Here are some tips if you are looking for a continuing care community for yourself or a relative who is in need of such care.

* Shop around. Start the search process as soon as possible. The more time you spend on reading, speaking with other people, and making site visits, the greater your chance of finding a top community. The most desirable communities may have waiting lists so you should give yourself plenty of lead time when you apply.


* Look behind the facade. A retirement community can have the most spectacular brochures and the smoothest-talking representatives yet still be a lemon.

* Make the most of site visits. Talk to people employed at various communities, such as nurses’ aides. If you hear things like, “we’re understaffed” or “we’re killing ourselves to care for our patients'” you should look elsewhere.

* Stay overnight. Most communities have a guest house or guest rooms for prospects. During your stay, eat some meals in the communal dining room to make sure you like the food and the atmosphere. Eat with residents, not with the marketing director, and decide if these are the people with whom you’d like to spend time in the future.

* Ask about the activities. Before you move in, check to see if your favorite pursuits–tennis, fishing, crafts, whatever–will be available. Join in on one and see what it’s like.

* Be sure you can get around. Inquire about transportation because you may reach a point where you no longer can drive a car. Many communities offer bus or van service to movie theaters, shopping centers, medical offices, and so on.

* Don’t buy under pressure. Reputable communities won’t rush you to sign up. Instead, they’ll ask a lot of questions, trying to determine whether you’ll be happy there.

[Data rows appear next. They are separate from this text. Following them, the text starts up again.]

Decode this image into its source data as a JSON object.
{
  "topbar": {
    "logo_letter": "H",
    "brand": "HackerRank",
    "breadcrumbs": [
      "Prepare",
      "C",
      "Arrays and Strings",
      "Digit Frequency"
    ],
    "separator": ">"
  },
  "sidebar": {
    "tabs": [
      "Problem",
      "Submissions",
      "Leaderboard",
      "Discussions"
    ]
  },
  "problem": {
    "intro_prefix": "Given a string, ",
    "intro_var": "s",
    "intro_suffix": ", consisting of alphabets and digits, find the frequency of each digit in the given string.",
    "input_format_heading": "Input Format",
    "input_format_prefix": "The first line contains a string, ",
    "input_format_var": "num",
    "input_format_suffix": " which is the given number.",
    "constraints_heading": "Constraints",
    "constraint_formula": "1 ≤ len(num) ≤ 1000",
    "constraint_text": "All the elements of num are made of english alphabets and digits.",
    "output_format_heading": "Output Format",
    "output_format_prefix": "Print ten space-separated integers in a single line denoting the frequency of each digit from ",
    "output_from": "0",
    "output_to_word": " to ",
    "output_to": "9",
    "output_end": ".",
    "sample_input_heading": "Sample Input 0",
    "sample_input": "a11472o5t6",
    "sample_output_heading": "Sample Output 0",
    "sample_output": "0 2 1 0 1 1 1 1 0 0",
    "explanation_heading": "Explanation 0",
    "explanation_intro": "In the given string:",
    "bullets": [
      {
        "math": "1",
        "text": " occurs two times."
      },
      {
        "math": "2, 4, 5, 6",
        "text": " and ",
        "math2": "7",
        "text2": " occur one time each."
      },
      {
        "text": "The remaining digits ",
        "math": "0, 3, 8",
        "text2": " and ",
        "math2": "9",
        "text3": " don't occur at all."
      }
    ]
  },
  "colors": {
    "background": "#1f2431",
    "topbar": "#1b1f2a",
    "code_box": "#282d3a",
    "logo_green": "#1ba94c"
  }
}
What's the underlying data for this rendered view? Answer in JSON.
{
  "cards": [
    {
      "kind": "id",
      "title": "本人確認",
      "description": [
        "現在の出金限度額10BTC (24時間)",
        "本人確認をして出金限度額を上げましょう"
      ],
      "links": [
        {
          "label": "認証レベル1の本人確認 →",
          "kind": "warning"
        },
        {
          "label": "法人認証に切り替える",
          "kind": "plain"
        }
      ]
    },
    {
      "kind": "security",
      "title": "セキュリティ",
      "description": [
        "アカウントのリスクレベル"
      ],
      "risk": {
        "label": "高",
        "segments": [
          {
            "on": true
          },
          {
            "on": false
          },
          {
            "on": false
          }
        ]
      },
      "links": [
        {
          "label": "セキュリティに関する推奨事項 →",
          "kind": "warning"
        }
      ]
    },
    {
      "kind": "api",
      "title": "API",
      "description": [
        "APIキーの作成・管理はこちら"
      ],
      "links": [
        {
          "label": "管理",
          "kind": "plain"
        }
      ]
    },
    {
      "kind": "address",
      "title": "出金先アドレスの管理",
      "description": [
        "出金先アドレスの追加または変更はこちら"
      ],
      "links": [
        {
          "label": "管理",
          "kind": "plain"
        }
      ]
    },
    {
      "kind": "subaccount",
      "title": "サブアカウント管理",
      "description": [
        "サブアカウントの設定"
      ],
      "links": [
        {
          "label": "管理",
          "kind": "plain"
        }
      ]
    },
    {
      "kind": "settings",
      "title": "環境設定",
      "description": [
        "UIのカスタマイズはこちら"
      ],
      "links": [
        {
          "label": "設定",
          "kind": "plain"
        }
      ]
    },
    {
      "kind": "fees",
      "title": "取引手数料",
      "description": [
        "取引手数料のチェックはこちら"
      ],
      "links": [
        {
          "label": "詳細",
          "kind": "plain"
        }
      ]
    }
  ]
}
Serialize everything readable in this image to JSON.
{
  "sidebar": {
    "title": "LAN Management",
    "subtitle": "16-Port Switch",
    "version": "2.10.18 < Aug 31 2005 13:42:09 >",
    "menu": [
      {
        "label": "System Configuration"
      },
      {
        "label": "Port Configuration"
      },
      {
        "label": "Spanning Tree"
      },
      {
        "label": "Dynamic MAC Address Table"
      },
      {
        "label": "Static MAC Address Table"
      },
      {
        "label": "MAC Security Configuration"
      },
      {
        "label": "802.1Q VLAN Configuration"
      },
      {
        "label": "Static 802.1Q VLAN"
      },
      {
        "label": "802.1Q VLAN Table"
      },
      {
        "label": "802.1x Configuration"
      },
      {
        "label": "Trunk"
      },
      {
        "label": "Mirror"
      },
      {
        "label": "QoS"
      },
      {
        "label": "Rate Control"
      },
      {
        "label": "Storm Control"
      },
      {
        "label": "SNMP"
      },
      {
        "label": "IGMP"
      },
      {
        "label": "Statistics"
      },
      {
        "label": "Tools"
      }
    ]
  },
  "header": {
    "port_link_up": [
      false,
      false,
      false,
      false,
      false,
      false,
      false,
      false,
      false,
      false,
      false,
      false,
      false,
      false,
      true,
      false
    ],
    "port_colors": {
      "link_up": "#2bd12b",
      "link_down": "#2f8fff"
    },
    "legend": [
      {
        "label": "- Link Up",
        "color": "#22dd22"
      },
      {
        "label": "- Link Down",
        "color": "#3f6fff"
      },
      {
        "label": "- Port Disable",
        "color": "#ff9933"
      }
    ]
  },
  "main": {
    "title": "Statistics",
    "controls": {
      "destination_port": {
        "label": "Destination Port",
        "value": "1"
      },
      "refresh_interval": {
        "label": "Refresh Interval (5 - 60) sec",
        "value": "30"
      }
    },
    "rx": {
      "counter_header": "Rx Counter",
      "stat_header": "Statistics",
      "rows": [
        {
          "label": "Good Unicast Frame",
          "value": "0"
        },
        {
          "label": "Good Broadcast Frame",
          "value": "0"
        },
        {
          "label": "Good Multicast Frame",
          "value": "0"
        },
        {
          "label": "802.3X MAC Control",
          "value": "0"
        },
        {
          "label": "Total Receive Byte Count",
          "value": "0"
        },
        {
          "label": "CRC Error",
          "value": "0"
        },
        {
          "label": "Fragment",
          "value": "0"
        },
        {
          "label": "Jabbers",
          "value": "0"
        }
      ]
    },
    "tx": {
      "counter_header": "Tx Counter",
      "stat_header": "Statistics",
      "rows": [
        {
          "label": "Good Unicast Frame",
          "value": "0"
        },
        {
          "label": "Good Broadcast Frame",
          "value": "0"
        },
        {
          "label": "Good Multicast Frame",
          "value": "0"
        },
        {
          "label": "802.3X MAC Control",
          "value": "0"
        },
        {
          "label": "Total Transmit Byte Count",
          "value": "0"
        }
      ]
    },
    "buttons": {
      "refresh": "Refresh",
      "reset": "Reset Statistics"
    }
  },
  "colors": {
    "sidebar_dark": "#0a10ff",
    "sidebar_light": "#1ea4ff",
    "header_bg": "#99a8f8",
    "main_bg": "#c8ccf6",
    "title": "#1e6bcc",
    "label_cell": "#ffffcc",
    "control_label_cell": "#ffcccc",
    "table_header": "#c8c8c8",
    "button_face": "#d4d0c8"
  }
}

If you find yourself dealing with insistent salespeople, you’re in the wrong place.